__Activity__.
The answer must be every line of the records below that holds the word "Import".

[Saved data entries]
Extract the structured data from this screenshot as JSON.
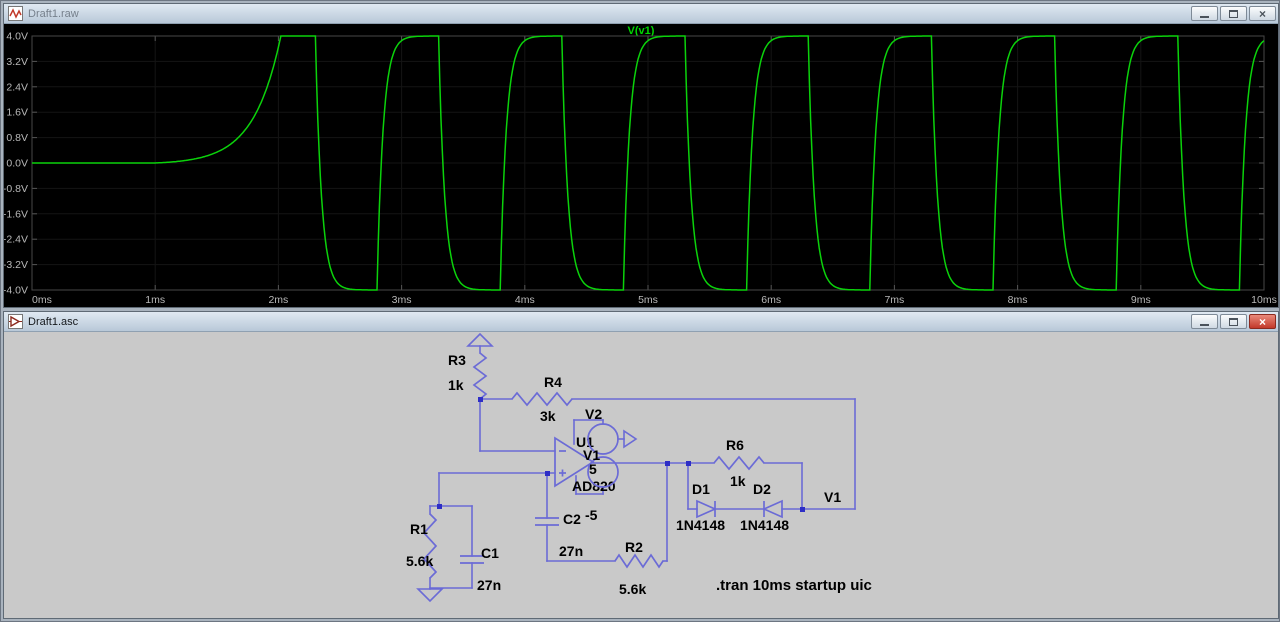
{
  "waveform_window": {
    "title": "Draft1.raw"
  },
  "schematic_window": {
    "title": "Draft1.asc"
  },
  "chart_data": {
    "type": "line",
    "title": "V(v1)",
    "title_color": "#00d800",
    "trace_color": "#0bd20b",
    "background": "#000000",
    "series": [
      {
        "name": "V(v1)",
        "color": "#0bd20b"
      }
    ],
    "x_ticks": [
      "0ms",
      "1ms",
      "2ms",
      "3ms",
      "4ms",
      "5ms",
      "6ms",
      "7ms",
      "8ms",
      "9ms",
      "10ms"
    ],
    "x_range_ms": [
      0,
      10
    ],
    "y_ticks": [
      "4.0V",
      "3.2V",
      "2.4V",
      "1.6V",
      "0.8V",
      "0.0V",
      "-0.8V",
      "-1.6V",
      "-2.4V",
      "-3.2V",
      "-4.0V"
    ],
    "y_range_v": [
      -4,
      4
    ],
    "grid": false,
    "legend_position": "top-center",
    "signal": {
      "description": "Oscillator startup: 0V until ~1ms, exponential growth to +4V rail at ~2ms, then ±4V square wave with ~1ms period",
      "flat_until_ms": 1.0,
      "startup_rail_hit_ms": 2.02,
      "startup_tau_ms": 0.22,
      "rail_v": 4,
      "edges_ms": [
        2.3,
        2.8,
        3.3,
        3.8,
        4.3,
        4.8,
        5.3,
        5.8,
        6.3,
        6.8,
        7.3,
        7.8,
        8.3,
        8.8,
        9.3,
        9.8
      ],
      "edge_tau_ms": 0.05
    }
  },
  "schematic": {
    "directive": ".tran 10ms startup uic",
    "net_label": "V1",
    "labels": {
      "R1": {
        "name": "R1",
        "value": "5.6k"
      },
      "R2": {
        "name": "R2",
        "value": "5.6k"
      },
      "R3": {
        "name": "R3",
        "value": "1k"
      },
      "R4": {
        "name": "R4",
        "value": "3k"
      },
      "R6": {
        "name": "R6",
        "value": "1k"
      },
      "C1": {
        "name": "C1",
        "value": "27n"
      },
      "C2": {
        "name": "C2",
        "value": "27n"
      },
      "D1": {
        "name": "D1",
        "value": "1N4148"
      },
      "D2": {
        "name": "D2",
        "value": "1N4148"
      },
      "U1": {
        "name": "U1",
        "value": "AD820"
      },
      "V2": {
        "name": "V2"
      },
      "V1_source": {
        "name": "V1",
        "value_top": "5",
        "value_bottom": "-5"
      }
    }
  }
}
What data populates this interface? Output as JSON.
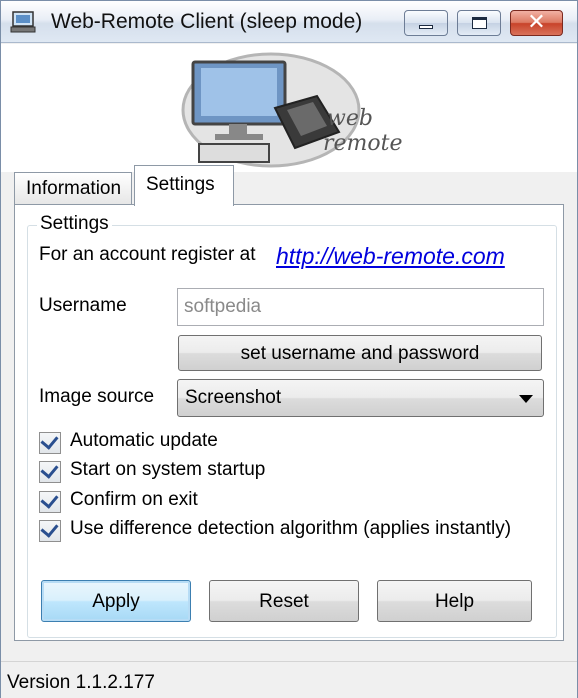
{
  "window": {
    "title": "Web-Remote Client (sleep mode)",
    "close_glyph": "✕"
  },
  "logo": {
    "line1": "web",
    "line2": "remote"
  },
  "tabs": [
    {
      "label": "Information",
      "selected": false
    },
    {
      "label": "Settings",
      "selected": true
    }
  ],
  "settings": {
    "group_title": "Settings",
    "register_text": "For an account register at",
    "register_link": "http://web-remote.com",
    "username_label": "Username",
    "username_value": "softpedia",
    "set_credentials_button": "set username and password",
    "image_source_label": "Image source",
    "image_source_value": "Screenshot",
    "checkboxes": [
      {
        "label": "Automatic update",
        "checked": true
      },
      {
        "label": "Start on system startup",
        "checked": true
      },
      {
        "label": "Confirm on exit",
        "checked": true
      },
      {
        "label": "Use difference detection algorithm (applies instantly)",
        "checked": true
      }
    ]
  },
  "buttons": {
    "apply": "Apply",
    "reset": "Reset",
    "help": "Help"
  },
  "status": {
    "version": "Version 1.1.2.177"
  },
  "colors": {
    "link": "#0000dd",
    "checkmark": "#2a4f8f",
    "close_button": "#c8432a"
  }
}
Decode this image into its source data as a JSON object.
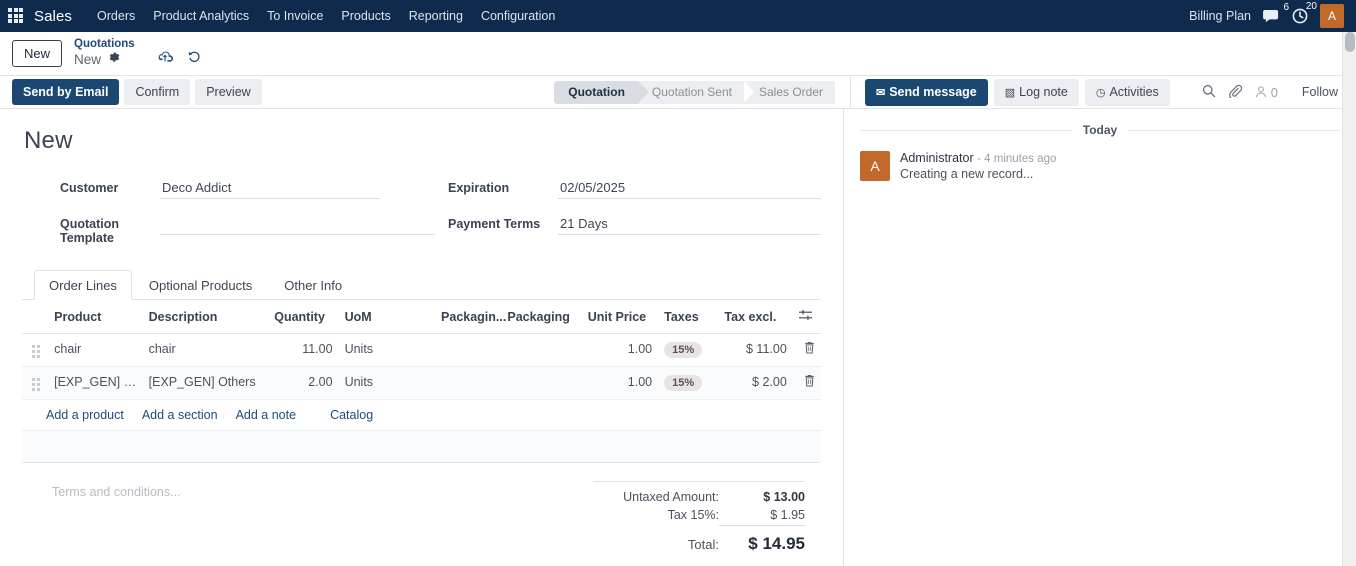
{
  "navbar": {
    "apps_icon": "apps-grid-icon",
    "brand": "Sales",
    "menu": [
      {
        "label": "Orders"
      },
      {
        "label": "Product Analytics"
      },
      {
        "label": "To Invoice"
      },
      {
        "label": "Products"
      },
      {
        "label": "Reporting"
      },
      {
        "label": "Configuration"
      }
    ],
    "billing_plan": "Billing Plan",
    "messages_icon": "speech-bubble-icon",
    "messages_count": "6",
    "activities_icon": "clock-icon",
    "activities_count": "20",
    "avatar_initial": "A",
    "avatar_color": "#c1682b"
  },
  "control_panel": {
    "new_button": "New",
    "breadcrumb_parent": "Quotations",
    "breadcrumb_current": "New",
    "gear_icon": "gear-icon",
    "save_icon": "cloud-upload-icon",
    "discard_icon": "undo-icon"
  },
  "action_bar": {
    "buttons": [
      {
        "label": "Send by Email",
        "style": "primary"
      },
      {
        "label": "Confirm",
        "style": "secondary"
      },
      {
        "label": "Preview",
        "style": "secondary"
      }
    ],
    "statuses": [
      {
        "label": "Quotation",
        "active": true
      },
      {
        "label": "Quotation Sent",
        "active": false
      },
      {
        "label": "Sales Order",
        "active": false
      }
    ]
  },
  "chatter_toolbar": {
    "send_message": "Send message",
    "log_note": "Log note",
    "activities": "Activities",
    "search_icon": "search-icon",
    "attachment_icon": "paperclip-icon",
    "followers_icon": "person-icon",
    "followers_count": "0",
    "follow_label": "Follow"
  },
  "form": {
    "title": "New",
    "fields_left": [
      {
        "label": "Customer",
        "value": "Deco Addict"
      },
      {
        "label": "Quotation Template",
        "value": ""
      }
    ],
    "fields_right": [
      {
        "label": "Expiration",
        "value": "02/05/2025"
      },
      {
        "label": "Payment Terms",
        "value": "21 Days"
      }
    ]
  },
  "notebook": {
    "tabs": [
      {
        "label": "Order Lines",
        "active": true
      },
      {
        "label": "Optional Products",
        "active": false
      },
      {
        "label": "Other Info",
        "active": false
      }
    ],
    "columns": [
      "Product",
      "Description",
      "Quantity",
      "UoM",
      "Packagin...",
      "Packaging",
      "Unit Price",
      "Taxes",
      "Tax excl."
    ],
    "options_icon": "sliders-icon",
    "rows": [
      {
        "handle": "drag-handle-icon",
        "product": "chair",
        "description": "chair",
        "quantity": "11.00",
        "uom": "Units",
        "packaging_qty": "",
        "packaging": "",
        "unit_price": "1.00",
        "taxes": "15%",
        "tax_excl": "$ 11.00",
        "delete_icon": "trash-icon"
      },
      {
        "handle": "drag-handle-icon",
        "product": "[EXP_GEN] Oth...",
        "description": "[EXP_GEN] Others",
        "quantity": "2.00",
        "uom": "Units",
        "packaging_qty": "",
        "packaging": "",
        "unit_price": "1.00",
        "taxes": "15%",
        "tax_excl": "$ 2.00",
        "delete_icon": "trash-icon"
      }
    ],
    "add_links": [
      {
        "label": "Add a product"
      },
      {
        "label": "Add a section"
      },
      {
        "label": "Add a note"
      },
      {
        "label": "Catalog"
      }
    ]
  },
  "totals": {
    "terms_placeholder": "Terms and conditions...",
    "untaxed_label": "Untaxed Amount:",
    "untaxed_value": "$ 13.00",
    "tax_label": "Tax 15%:",
    "tax_value": "$ 1.95",
    "total_label": "Total:",
    "total_value": "$ 14.95"
  },
  "chatter": {
    "day_separator": "Today",
    "messages": [
      {
        "avatar_initial": "A",
        "author": "Administrator",
        "time": "- 4 minutes ago",
        "body": "Creating a new record..."
      }
    ]
  }
}
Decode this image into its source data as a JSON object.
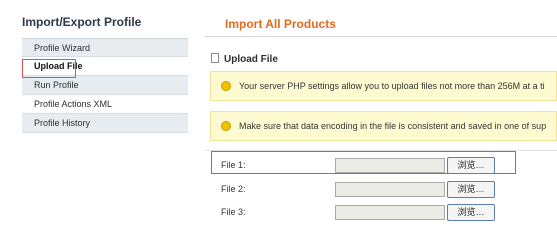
{
  "sidebar": {
    "title": "Import/Export Profile",
    "items": [
      {
        "label": "Profile Wizard"
      },
      {
        "label": "Upload File"
      },
      {
        "label": "Run Profile"
      },
      {
        "label": "Profile Actions XML"
      },
      {
        "label": "Profile History"
      }
    ]
  },
  "main": {
    "title": "Import All Products",
    "section_title": "Upload File",
    "notices": [
      "Your server PHP settings allow you to upload files not more than 256M at a ti",
      "Make sure that data encoding in the file is consistent and saved in one of sup"
    ],
    "files": [
      {
        "label": "File 1:",
        "value": "",
        "button": "浏览…"
      },
      {
        "label": "File 2:",
        "value": "",
        "button": "浏览…"
      },
      {
        "label": "File 3:",
        "value": "",
        "button": "浏览…"
      }
    ]
  },
  "colors": {
    "accent": "#e36a20",
    "highlight_box": "#e05050",
    "notice_bg": "#fffbd0"
  }
}
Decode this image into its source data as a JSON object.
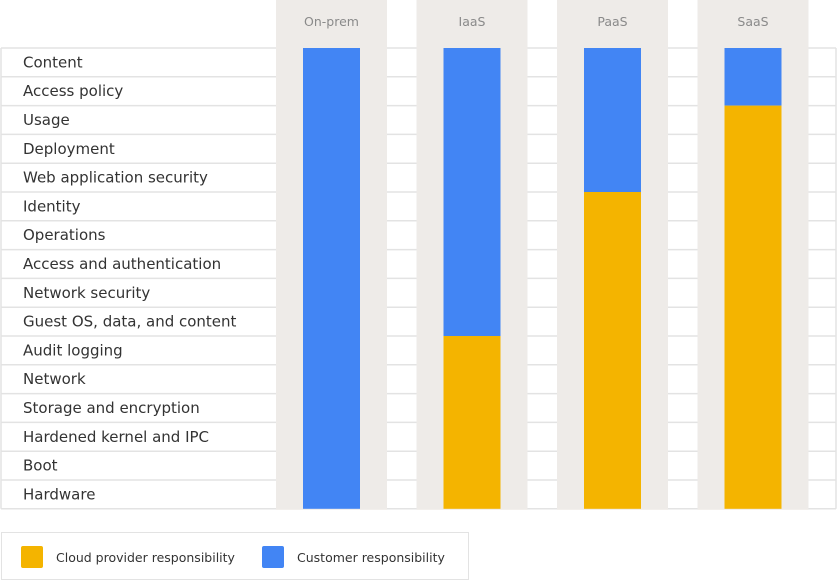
{
  "chart_data": {
    "type": "table",
    "title": "",
    "subtitle": "",
    "description": "Shared responsibility matrix: each column is a stacked bar over 16 ordered layers (top to bottom); customer layers on top, cloud provider layers below.",
    "rows": [
      "Content",
      "Access policy",
      "Usage",
      "Deployment",
      "Web application security",
      "Identity",
      "Operations",
      "Access and authentication",
      "Network security",
      "Guest OS, data, and content",
      "Audit logging",
      "Network",
      "Storage and encryption",
      "Hardened kernel and IPC",
      "Boot",
      "Hardware"
    ],
    "columns": [
      "On-prem",
      "IaaS",
      "PaaS",
      "SaaS"
    ],
    "series": [
      {
        "name": "Customer responsibility",
        "color": "#4285F4",
        "values": [
          16,
          10,
          5,
          2
        ]
      },
      {
        "name": "Cloud provider responsibility",
        "color": "#F4B400",
        "values": [
          0,
          6,
          11,
          14
        ]
      }
    ],
    "legend": {
      "position": "bottom-left",
      "items": [
        {
          "label": "Cloud provider responsibility",
          "color": "#F4B400"
        },
        {
          "label": "Customer responsibility",
          "color": "#4285F4"
        }
      ]
    },
    "grid": true
  },
  "colors": {
    "customer": "#4285F4",
    "provider": "#F4B400",
    "column_panel": "#EEEBE8",
    "row_line": "#E3E3E3"
  }
}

__Solution for this exercise__.
    "title": "Import/Export Profile",
    "title": "Import All Products",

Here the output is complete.